Imaging Oligodendrocytes: New high capacity diffusion tensor MRIs show that there are structural changes in the axons of the white matter, not just the cell bodies of the grey matter. It is not yet clear what is occurring, but there is evidence that myelin, oligodendrocytes and astrocytes are involved. While very unique myelin codes have been described in the cortex, most regions have not been analyzed. Neuron-centric bias has limited understanding of the real complexity of myelin. It is very difficult to study oligodendrocyte activity, since it involves microscopic changes of the details of the myelin over the scope of large whole brain circuits. When this vast amount of data is analyzed new discoveries are significant, such as cortical layers of II/III, IV and V with different myelin codes.
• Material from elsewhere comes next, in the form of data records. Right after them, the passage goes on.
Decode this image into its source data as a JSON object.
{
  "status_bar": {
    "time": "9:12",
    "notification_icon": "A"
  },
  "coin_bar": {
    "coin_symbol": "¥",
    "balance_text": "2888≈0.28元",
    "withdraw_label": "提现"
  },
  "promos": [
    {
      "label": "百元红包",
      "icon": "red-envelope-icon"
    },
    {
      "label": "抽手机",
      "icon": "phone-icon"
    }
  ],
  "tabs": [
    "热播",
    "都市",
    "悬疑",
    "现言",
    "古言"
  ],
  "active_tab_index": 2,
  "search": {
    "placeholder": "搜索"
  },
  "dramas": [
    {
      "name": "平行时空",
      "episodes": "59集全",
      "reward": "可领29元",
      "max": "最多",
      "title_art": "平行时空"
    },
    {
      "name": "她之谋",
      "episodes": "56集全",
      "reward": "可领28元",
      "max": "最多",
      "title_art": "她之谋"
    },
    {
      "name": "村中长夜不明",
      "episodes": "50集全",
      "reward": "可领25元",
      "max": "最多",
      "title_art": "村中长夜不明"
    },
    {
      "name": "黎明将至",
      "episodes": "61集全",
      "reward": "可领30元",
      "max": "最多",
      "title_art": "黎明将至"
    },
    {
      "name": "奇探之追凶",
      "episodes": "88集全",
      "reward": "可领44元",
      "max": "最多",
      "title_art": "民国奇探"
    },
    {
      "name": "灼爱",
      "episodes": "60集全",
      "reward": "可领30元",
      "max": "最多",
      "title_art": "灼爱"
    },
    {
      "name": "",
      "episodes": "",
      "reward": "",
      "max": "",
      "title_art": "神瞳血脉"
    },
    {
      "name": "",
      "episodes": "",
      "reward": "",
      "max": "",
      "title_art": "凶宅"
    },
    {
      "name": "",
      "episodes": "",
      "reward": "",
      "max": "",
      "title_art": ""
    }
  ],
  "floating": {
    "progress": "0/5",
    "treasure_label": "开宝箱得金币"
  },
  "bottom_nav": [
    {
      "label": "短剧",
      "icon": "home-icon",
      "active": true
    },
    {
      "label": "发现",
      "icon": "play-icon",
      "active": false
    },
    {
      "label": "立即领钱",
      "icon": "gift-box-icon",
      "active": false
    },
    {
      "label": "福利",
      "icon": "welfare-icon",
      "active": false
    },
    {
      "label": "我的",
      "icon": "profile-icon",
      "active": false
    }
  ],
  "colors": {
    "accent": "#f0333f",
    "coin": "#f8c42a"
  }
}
Another complication is that the electrical signals along the axon can go backwards as well as forwards and this is affected by the specific myelin code. Specific versions of the initial segment are particularly important and variable. (see post on Complexity in the Myelin Code). Myelin determines where synapses can occur and not occur. New imaging devices need to be developed to more accurately identify myelin
No Brain Mapping Without Glia
It is impossible to consider understanding brain function without the three glial cells. To think that just mapping the neuronal connections will describe mental function is absurd. While most money is going into studies of neurons, there is a vast amount of work to be done on the three glial cells.
Astrocytes provide nourishment, control blood flow to the neurons and participate in the information transfer with its own system; astrocytes, also, establish a protective structure for the neuron. The astrocyte network is as vast as the neuronal circuits, if not more, and has its own type of signaling that is just being discovered.
Microglia travel throughout the brain participating in surveillance, stimulation, cleanup, and maintenance tasks with wireless communication to and from all other cells. They regulate stem cells in the fetus and the adult brain. Individual intelligent microglia patrol the brain like T cells and respond in complex ways to many situations.
Intelligent oligodendrocytes are not passive insulators, but provide a wide variety of different patterns of myelin, both in location, size and shape. They help determine the conduction rates of neuron circuits, such that relevant information can arrive at appropriate times. They are critical to create the structure of neuronal circuits.
Mental events are correlated with all of these glial systems and the neuronal circuits at the same time. Mental events stimulate neuroplasticity, which occurs instantly and simultaneously in many different parts of large brain circuits using many different mechanisms, determined by the cross talk of these four interacting systems. Mental events are related to the communication of individual intelligent cells performing vastly complex functions together. Where is the direction for all of this?